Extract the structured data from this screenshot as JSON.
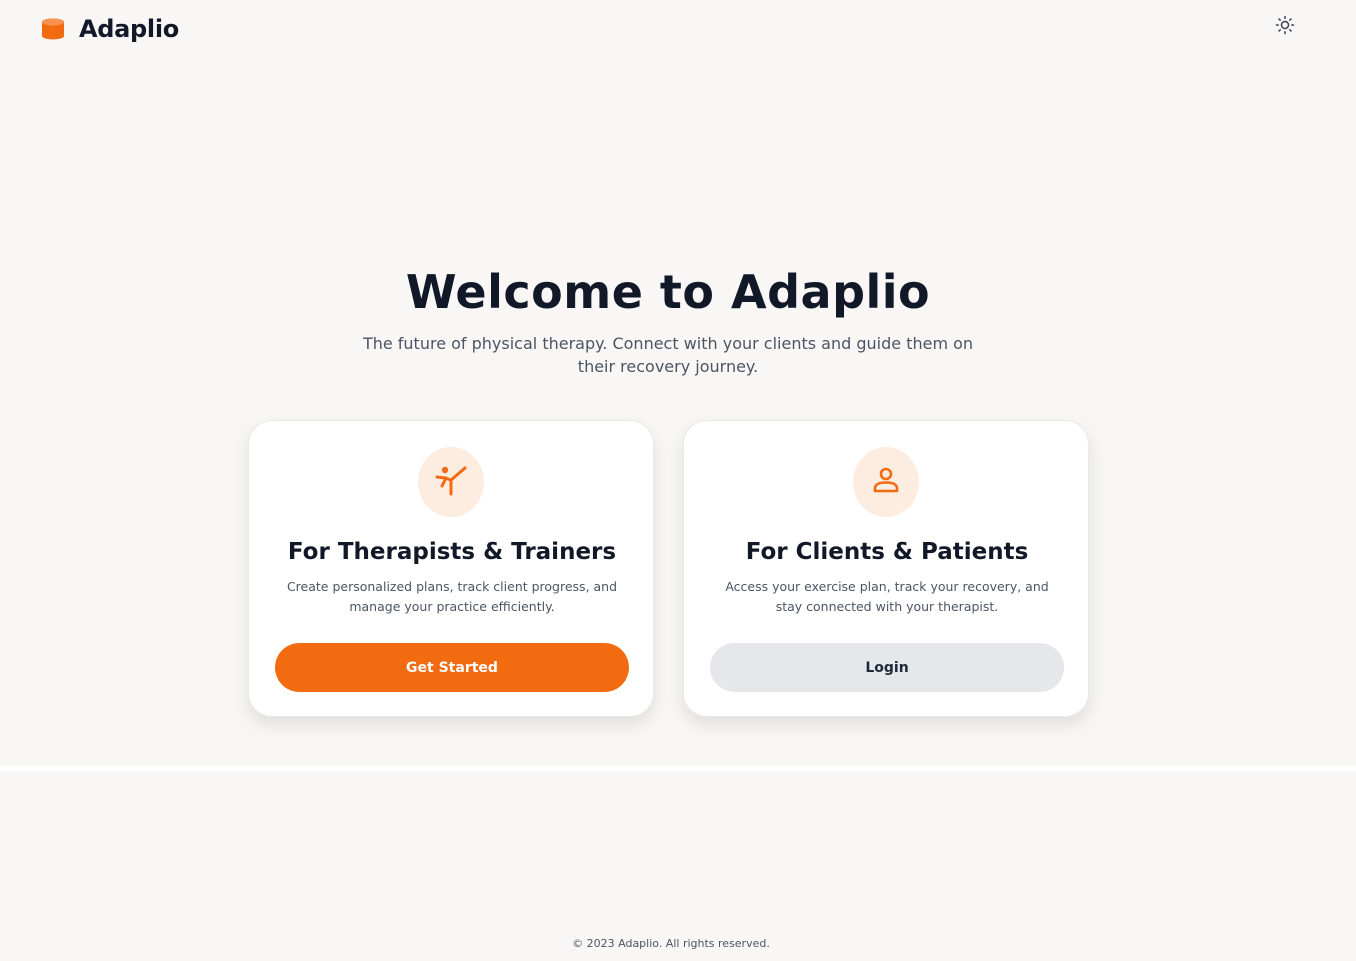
{
  "header": {
    "brand": "Adaplio",
    "logo_icon": "database-icon",
    "theme_toggle_icon": "sun-icon"
  },
  "hero": {
    "title": "Welcome to Adaplio",
    "subtitle": "The future of physical therapy. Connect with your clients and guide them on their recovery journey."
  },
  "cards": [
    {
      "icon": "stretching-person-icon",
      "title": "For Therapists & Trainers",
      "description": "Create personalized plans, track client progress, and manage your practice efficiently.",
      "button_label": "Get Started"
    },
    {
      "icon": "user-icon",
      "title": "For Clients & Patients",
      "description": "Access your exercise plan, track your recovery, and stay connected with your therapist.",
      "button_label": "Login"
    }
  ],
  "footer": {
    "text": "© 2023 Adaplio. All rights reserved."
  },
  "colors": {
    "accent": "#f26b11",
    "background": "#f8f7f5",
    "card_background": "#ffffff",
    "icon_circle": "#fdece0",
    "text_primary": "#111827",
    "text_secondary": "#4b5563",
    "secondary_button": "#e5e7eb"
  }
}
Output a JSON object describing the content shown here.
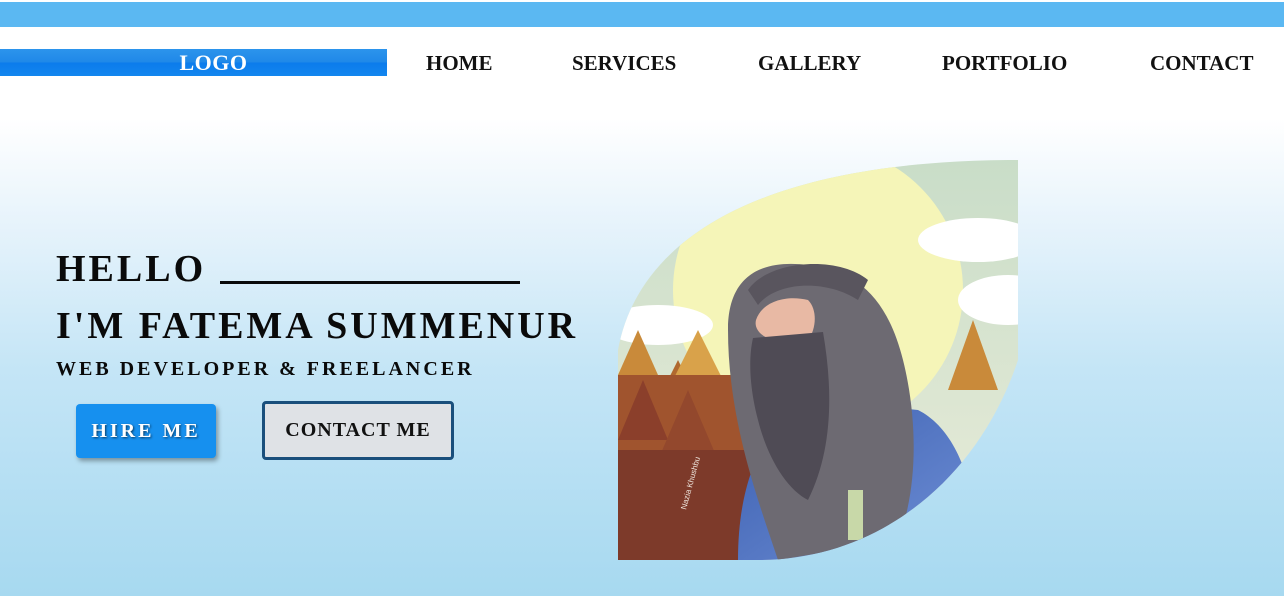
{
  "header": {
    "logo": "LOGO",
    "nav": [
      "HOME",
      "SERVICES",
      "GALLERY",
      "PORTFOLIO",
      "CONTACT"
    ]
  },
  "hero": {
    "greeting": "HELLO",
    "name": "I'M FATEMA SUMMENUR",
    "subtitle": "WEB DEVELOPER & FREELANCER",
    "hire_button": "HIRE ME",
    "contact_button": "CONTACT ME",
    "image_signature": "Nazia Khushbu"
  },
  "colors": {
    "topbar": "#5bb8f2",
    "logo_bg": "#1786ee",
    "hire_bg": "#1690ef",
    "contact_border": "#1a4f7c"
  },
  "icons": {
    "portrait": "illustrated-portrait"
  }
}
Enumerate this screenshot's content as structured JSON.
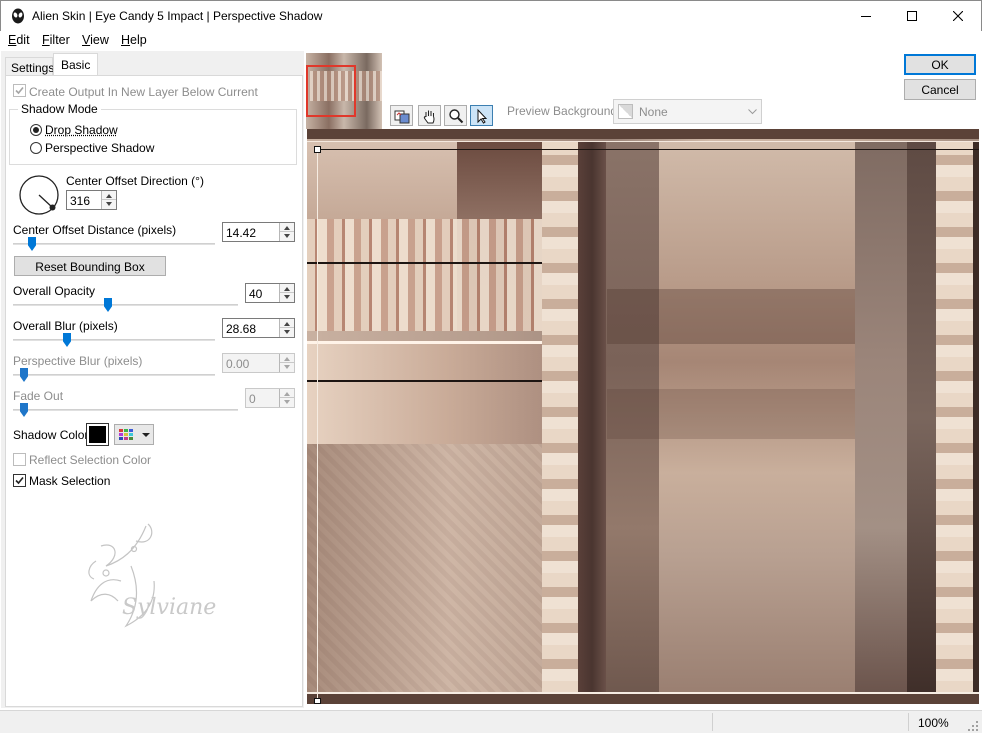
{
  "window": {
    "title": "Alien Skin | Eye Candy 5 Impact | Perspective Shadow",
    "minimize_icon": "minimize-icon",
    "maximize_icon": "maximize-icon",
    "close_icon": "close-icon"
  },
  "menu": [
    {
      "label": "Edit",
      "accel": "E",
      "rest": "dit"
    },
    {
      "label": "Filter",
      "accel": "F",
      "rest": "ilter"
    },
    {
      "label": "View",
      "accel": "V",
      "rest": "iew"
    },
    {
      "label": "Help",
      "accel": "H",
      "rest": "elp"
    }
  ],
  "tabs": {
    "settings": "Settings",
    "basic": "Basic",
    "active": "Basic"
  },
  "basic": {
    "create_output_label": "Create Output In New Layer Below Current",
    "create_output_checked": true,
    "create_output_enabled": false,
    "shadow_mode": {
      "legend": "Shadow Mode",
      "options": [
        "Drop Shadow",
        "Perspective Shadow"
      ],
      "selected": "Drop Shadow"
    },
    "center_offset_direction": {
      "label": "Center Offset Direction (°)",
      "value": "316"
    },
    "center_offset_distance": {
      "label": "Center Offset Distance (pixels)",
      "value": "14.42"
    },
    "reset_button": "Reset Bounding Box",
    "overall_opacity": {
      "label": "Overall Opacity",
      "value": "40"
    },
    "overall_blur": {
      "label": "Overall Blur (pixels)",
      "value": "28.68"
    },
    "perspective_blur": {
      "label": "Perspective Blur (pixels)",
      "value": "0.00",
      "enabled": false
    },
    "fade_out": {
      "label": "Fade Out",
      "value": "0",
      "enabled": false
    },
    "shadow_color": {
      "label": "Shadow Color",
      "color": "#000000"
    },
    "reflect_selection": {
      "label": "Reflect Selection Color",
      "checked": false,
      "enabled": false
    },
    "mask_selection": {
      "label": "Mask Selection",
      "checked": true
    },
    "watermark": "Sylviane"
  },
  "buttons": {
    "ok": "OK",
    "cancel": "Cancel"
  },
  "preview_background": {
    "label": "Preview Background:",
    "value": "None"
  },
  "toolbar_icons": [
    "preview-toggle-icon",
    "hand-pan-icon",
    "zoom-icon",
    "pointer-arrow-icon"
  ],
  "status": {
    "zoom": "100%"
  },
  "colors": {
    "accent": "#0078d7",
    "panel": "#f0f0f0",
    "shadow_color": "#000000"
  }
}
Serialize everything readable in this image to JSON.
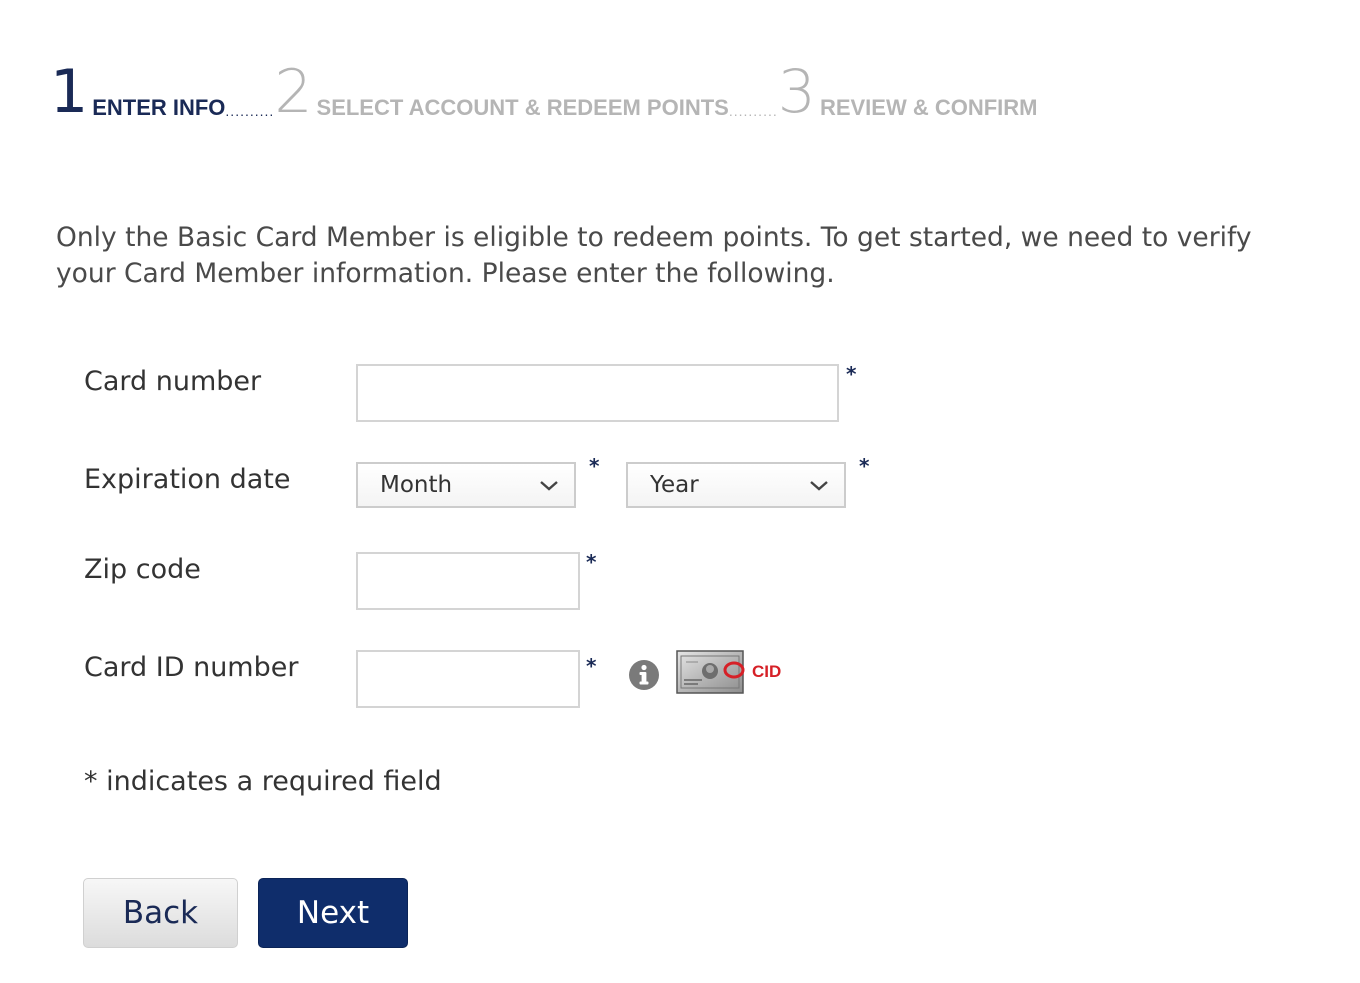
{
  "steps": [
    {
      "number": "1",
      "label": "ENTER INFO",
      "state": "active"
    },
    {
      "number": "2",
      "label": "SELECT ACCOUNT & REDEEM POINTS",
      "state": "inactive"
    },
    {
      "number": "3",
      "label": "REVIEW & CONFIRM",
      "state": "inactive"
    }
  ],
  "intro_text": "Only the Basic Card Member is eligible to redeem points. To get started, we need to verify your Card Member information. Please enter the following.",
  "form": {
    "card_number": {
      "label": "Card number",
      "value": ""
    },
    "expiration": {
      "label": "Expiration date",
      "month_selected": "Month",
      "year_selected": "Year"
    },
    "zip": {
      "label": "Zip code",
      "value": ""
    },
    "card_id": {
      "label": "Card ID number",
      "value": "",
      "cid_label": "CID"
    },
    "required_marker": "*",
    "required_note": "* indicates a required field"
  },
  "buttons": {
    "back": "Back",
    "next": "Next"
  },
  "colors": {
    "brand_navy": "#1a2a56",
    "next_button": "#0f2d6b",
    "inactive_step": "#b5b5b5",
    "cid_red": "#d62027"
  }
}
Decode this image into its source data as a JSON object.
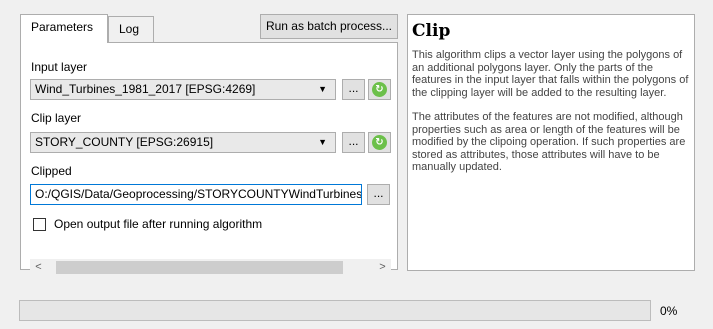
{
  "tabs": [
    {
      "label": "Parameters",
      "active": true
    },
    {
      "label": "Log",
      "active": false
    }
  ],
  "batch_button": "Run as batch process...",
  "params": {
    "input_layer": {
      "label": "Input layer",
      "value": "Wind_Turbines_1981_2017 [EPSG:4269]"
    },
    "clip_layer": {
      "label": "Clip layer",
      "value": "STORY_COUNTY [EPSG:26915]"
    },
    "clipped": {
      "label": "Clipped",
      "value": "O:/QGIS/Data/Geoprocessing/STORYCOUNTYWindTurbines.shp"
    },
    "open_output_label": "Open output file after running algorithm",
    "open_output_checked": false
  },
  "dots_label": "...",
  "help": {
    "title": "Clip",
    "para1": "This algorithm clips a vector layer using the polygons of an additional polygons layer. Only the parts of the features in the input layer that falls within the polygons of the clipping layer will be added to the resulting layer.",
    "para2": "The attributes of the features are not modified, although properties such as area or length of the features will be modified by the clipoing operation. If such properties are stored as attributes, those attributes will have to be manually updated."
  },
  "progress": {
    "value": 0,
    "label": "0%"
  },
  "colors": {
    "accent": "#0078d7",
    "iterate": "#6cc04a"
  }
}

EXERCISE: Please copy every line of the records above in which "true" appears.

TASK ANSWER:
    "create_output_checked": true,
      "checked": true
      "active": true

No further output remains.